Martin Freeman makes for an amusing foil as Watson — not quite convincing as the haunted Army vet who was wounded in Afghanistan, he nevertheless brings a watchful humanity to the proceedings, along with a dash of the cheeky humor he’s known for in projects like The Hitchhiker’s Guide to the Galaxy and Office Space. His interactions with Holmes are less buddy-buddy than Odd Couple: the master detective is too busy casting scorn on human emotions and stupidity to really take the time to build camaraderie with his new flatmate. In a decidedly postmodern twist, Freeman’s Watson may be more an enabler than a comrade, but he and Cumberbatch nevertheless enjoy the peppy repartee (which is often poked fun at as a possible sign of gay love — you certainly can’t tackle Holmes in the twenty-first century without a certain amount of nudge-nudge, wink-wink) that is essential in any representation of the Holmes-Watson partnership. Likewise, the modern London setting might take a little getting used to; we’re no longer in the land of poverty-stricken alleyways or mist-shrouded moors, but the faceless, glittering streets and sharply angled skyscrapers have an atmospheric menace all their own.
“I’m not a psychopath, I’m a high–functioning sociopath; do your research.”
— Benedict Cumberbatch, Sherlock
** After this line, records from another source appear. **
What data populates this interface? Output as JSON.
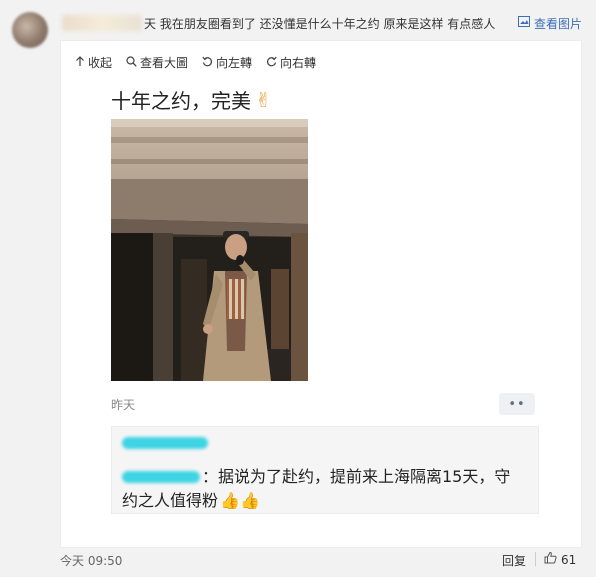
{
  "post": {
    "headline": "天 我在朋友圈看到了 还没懂是什么十年之约 原来是这样 有点感人",
    "view_pic_label": "查看图片"
  },
  "toolbar": {
    "collapse": "收起",
    "view_large": "查看大圖",
    "rotate_left": "向左轉",
    "rotate_right": "向右轉"
  },
  "image_post": {
    "caption": "十年之约，完美",
    "victory_glyph": "✌",
    "time": "昨天",
    "more": "••"
  },
  "comment": {
    "text_line1": "：据说为了赴约，提前来上海隔离15天，守",
    "text_line2": "约之人值得粉",
    "thumbs": "👍👍"
  },
  "footer": {
    "time": "今天 09:50",
    "reply": "回复",
    "likes": "61"
  },
  "colors": {
    "link": "#3c6fb8",
    "redaction": "#3fd4e4"
  },
  "icons": [
    "avatar",
    "image-icon",
    "collapse-icon",
    "search-icon",
    "rotate-left-icon",
    "rotate-right-icon",
    "thumbs-up-icon"
  ]
}
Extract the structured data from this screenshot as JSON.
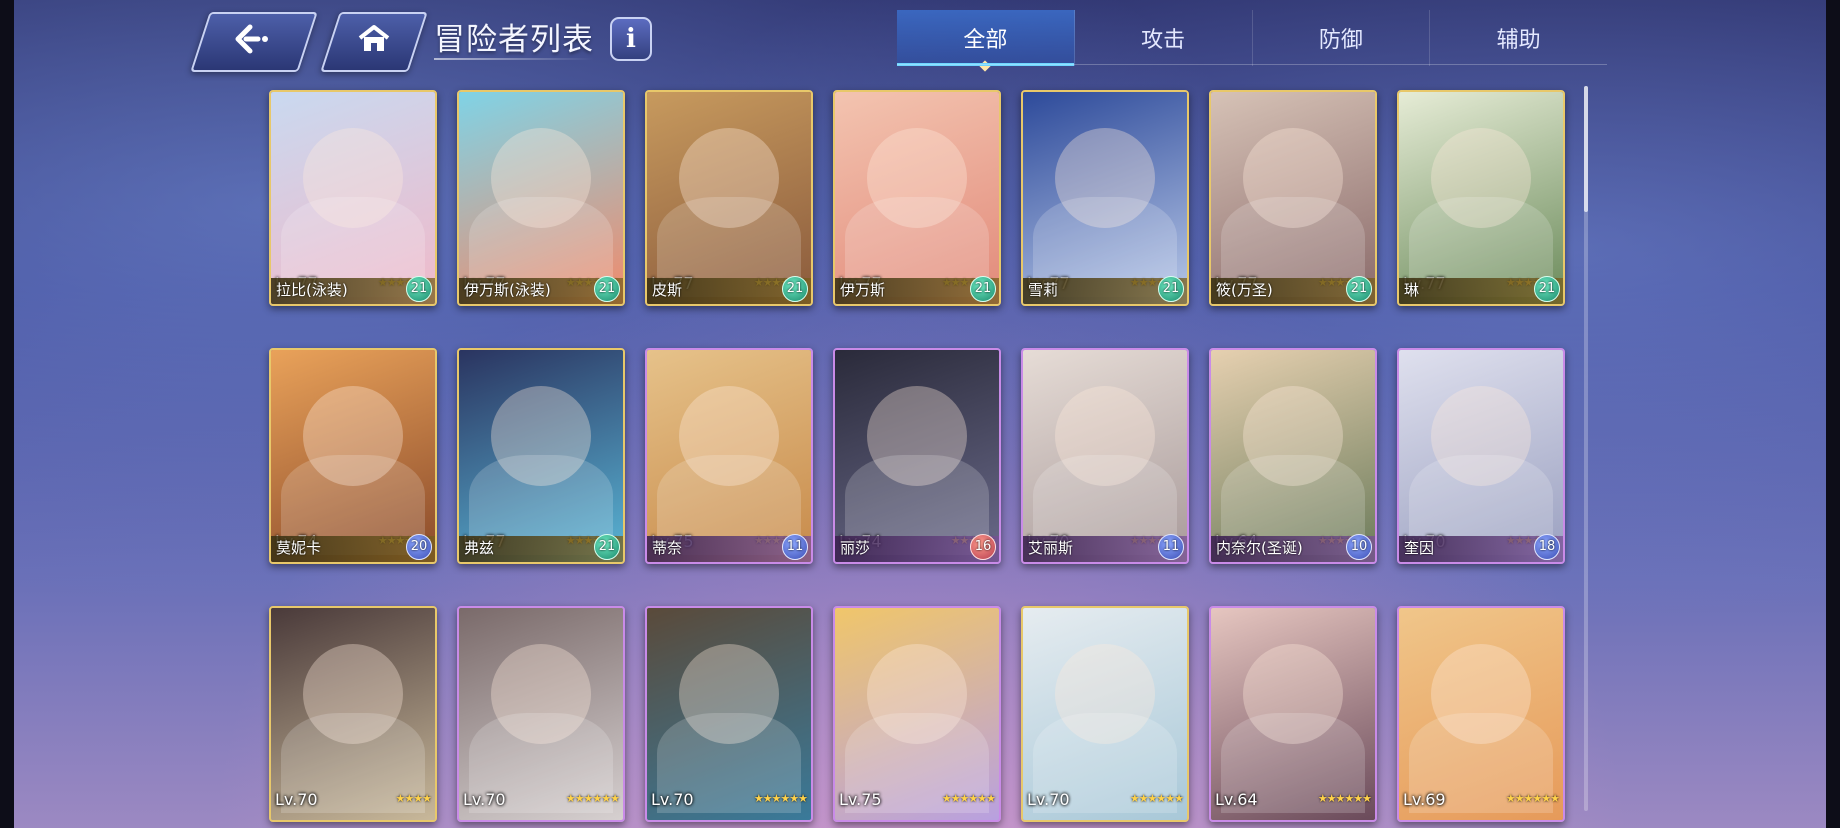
{
  "header": {
    "back_icon": "back-arrow-icon",
    "home_icon": "home-icon",
    "title": "冒险者列表",
    "info_icon": "i"
  },
  "tabs": [
    {
      "label": "全部",
      "active": true
    },
    {
      "label": "攻击",
      "active": false
    },
    {
      "label": "防御",
      "active": false
    },
    {
      "label": "辅助",
      "active": false
    }
  ],
  "cards": [
    {
      "level": "Lv.77",
      "name": "拉比(泳装)",
      "badge": "21",
      "stars": 6,
      "frame": "gold",
      "colors": [
        "#c9d9f0",
        "#f0b9c9"
      ]
    },
    {
      "level": "Lv.77",
      "name": "伊万斯(泳装)",
      "badge": "21",
      "stars": 6,
      "frame": "gold",
      "colors": [
        "#7fd3e6",
        "#f28a6a"
      ]
    },
    {
      "level": "Lv.77",
      "name": "皮斯",
      "badge": "21",
      "stars": 6,
      "frame": "gold",
      "colors": [
        "#c79a5e",
        "#8a5a3c"
      ]
    },
    {
      "level": "Lv.77",
      "name": "伊万斯",
      "badge": "21",
      "stars": 6,
      "frame": "gold",
      "colors": [
        "#f3c4b0",
        "#e28a7a"
      ]
    },
    {
      "level": "Lv.77",
      "name": "雪莉",
      "badge": "21",
      "stars": 6,
      "frame": "gold",
      "colors": [
        "#2d4a9a",
        "#b8c8e8"
      ]
    },
    {
      "level": "Lv.77",
      "name": "筱(万圣)",
      "badge": "21",
      "stars": 6,
      "frame": "gold",
      "colors": [
        "#d6c2b6",
        "#8a6a6a"
      ]
    },
    {
      "level": "Lv.77",
      "name": "琳",
      "badge": "21",
      "stars": 6,
      "frame": "gold",
      "colors": [
        "#e6ecd6",
        "#6a8a5a"
      ]
    },
    {
      "level": "Lv.74",
      "name": "莫妮卡",
      "badge": "20",
      "stars": 6,
      "frame": "gold",
      "colors": [
        "#e9a25a",
        "#8a4a2a"
      ],
      "badge_color": "blue"
    },
    {
      "level": "Lv.77",
      "name": "弗兹",
      "badge": "21",
      "stars": 6,
      "frame": "gold",
      "colors": [
        "#2a3460",
        "#5ab6d6"
      ]
    },
    {
      "level": "Lv.75",
      "name": "蒂奈",
      "badge": "11",
      "stars": 6,
      "frame": "purple",
      "colors": [
        "#e6c28a",
        "#c78a4a"
      ],
      "badge_color": "blue"
    },
    {
      "level": "Lv.74",
      "name": "丽莎",
      "badge": "16",
      "stars": 5,
      "frame": "purple",
      "colors": [
        "#2a2a3a",
        "#6a6a8a"
      ],
      "badge_color": "red"
    },
    {
      "level": "Lv.70",
      "name": "艾丽斯",
      "badge": "11",
      "stars": 6,
      "frame": "purple",
      "colors": [
        "#e6dcd6",
        "#a89a9a"
      ],
      "badge_color": "blue"
    },
    {
      "level": "Lv.64",
      "name": "内奈尔(圣诞)",
      "badge": "10",
      "stars": 6,
      "frame": "purple",
      "colors": [
        "#e6d0b0",
        "#6a7a5a"
      ],
      "badge_color": "blue"
    },
    {
      "level": "Lv.70",
      "name": "奎因",
      "badge": "18",
      "stars": 6,
      "frame": "purple",
      "colors": [
        "#dfe0ee",
        "#9aa0c0"
      ],
      "badge_color": "blue"
    },
    {
      "level": "Lv.70",
      "name": "",
      "badge": "",
      "stars": 4,
      "frame": "gold",
      "colors": [
        "#4a3a3a",
        "#c8b89a"
      ]
    },
    {
      "level": "Lv.70",
      "name": "",
      "badge": "",
      "stars": 6,
      "frame": "purple",
      "colors": [
        "#7a6a6a",
        "#d6d0d0"
      ]
    },
    {
      "level": "Lv.70",
      "name": "",
      "badge": "",
      "stars": 6,
      "frame": "purple",
      "colors": [
        "#5a4a3a",
        "#3a7a9a"
      ]
    },
    {
      "level": "Lv.75",
      "name": "",
      "badge": "",
      "stars": 6,
      "frame": "purple",
      "colors": [
        "#f0c66a",
        "#b8a0e0"
      ]
    },
    {
      "level": "Lv.70",
      "name": "",
      "badge": "",
      "stars": 6,
      "frame": "gold",
      "colors": [
        "#e6ecf0",
        "#a8c8d8"
      ]
    },
    {
      "level": "Lv.64",
      "name": "",
      "badge": "",
      "stars": 6,
      "frame": "purple",
      "colors": [
        "#e6c6c0",
        "#6a4a5a"
      ]
    },
    {
      "level": "Lv.69",
      "name": "",
      "badge": "",
      "stars": 6,
      "frame": "purple",
      "colors": [
        "#f0c68a",
        "#e69a5a"
      ]
    }
  ]
}
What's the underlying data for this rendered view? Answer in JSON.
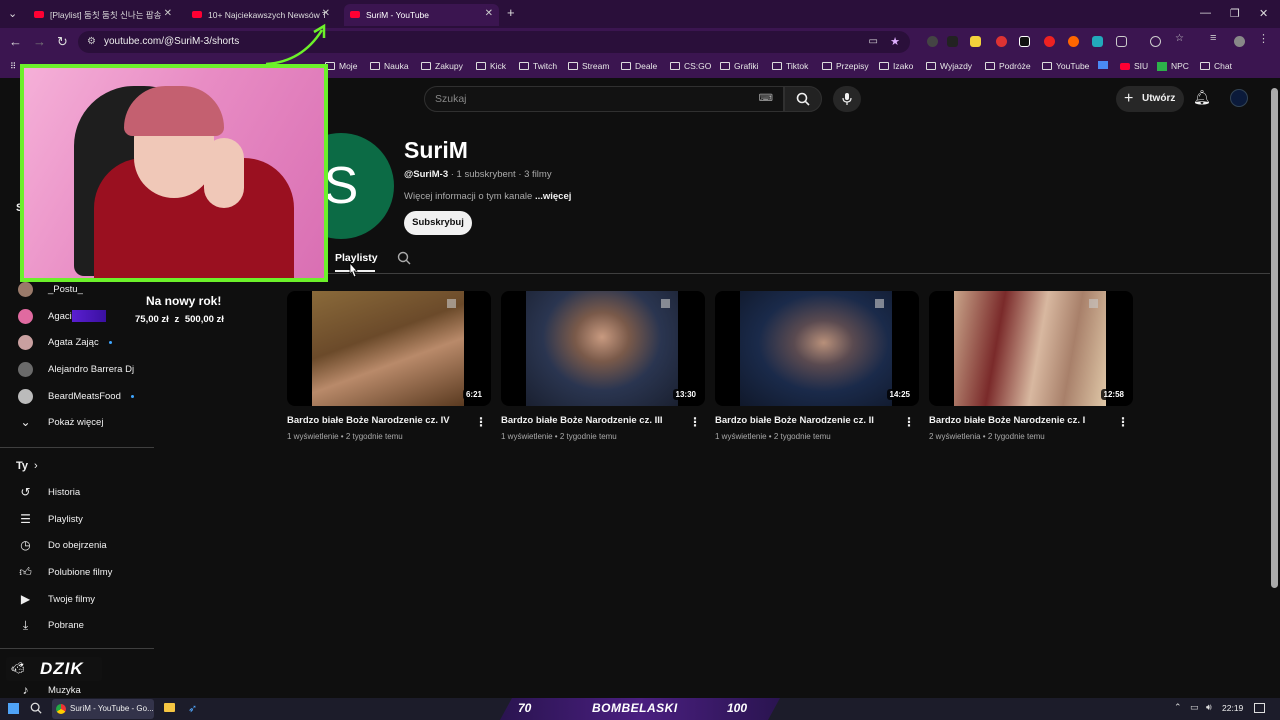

“A Study in Pink” gets the series off to a fine start, with a sterling appearance by Philip Davis as the unlikely villain of the piece. “The Blind Banker” is unfortunately a step down in all departments, resorting to perils-of-Pauline predicaments and Fu Manchu stereotypes that were hoary fifty years ago and now seem hopelessly out-of-date amid the zippy modern settings and cinematography (tellingly, it’s the one episode neither Gatiss or Moffat wrote). The final cliffhanger episode “The Great Game” shows off the strengths and weaknesses of the series all at once. As Sherlock races against time to stop a mad bomber, his intuitive skills placed in a thoroughly modern context, the story is riveting, but Moffat and Gatiss are a bit too eager to please the current Zeitgeist, and the reveal of Professor Moriarty (Andrew Scott), Holmes’s archnemesis, comes off as an outtake from Dark Knight, with Moriarty cackling and pontificating on the random nature of evil like a Joker without the clown makeup and facial scars. (Need we mention that the Napoleon of Crime finds Holmes rather sexy?) Still, it’s a fine tightrope to walk when you’re trying to be faithful and topical at the same time, and for the most part Moffat and Gatiss negotiate that line with finesse. With more Holmes episodes on the way, one hopes they continue that trend, and maintain their trust in the original material — it’s certainly served a horde of interpreters well in the past.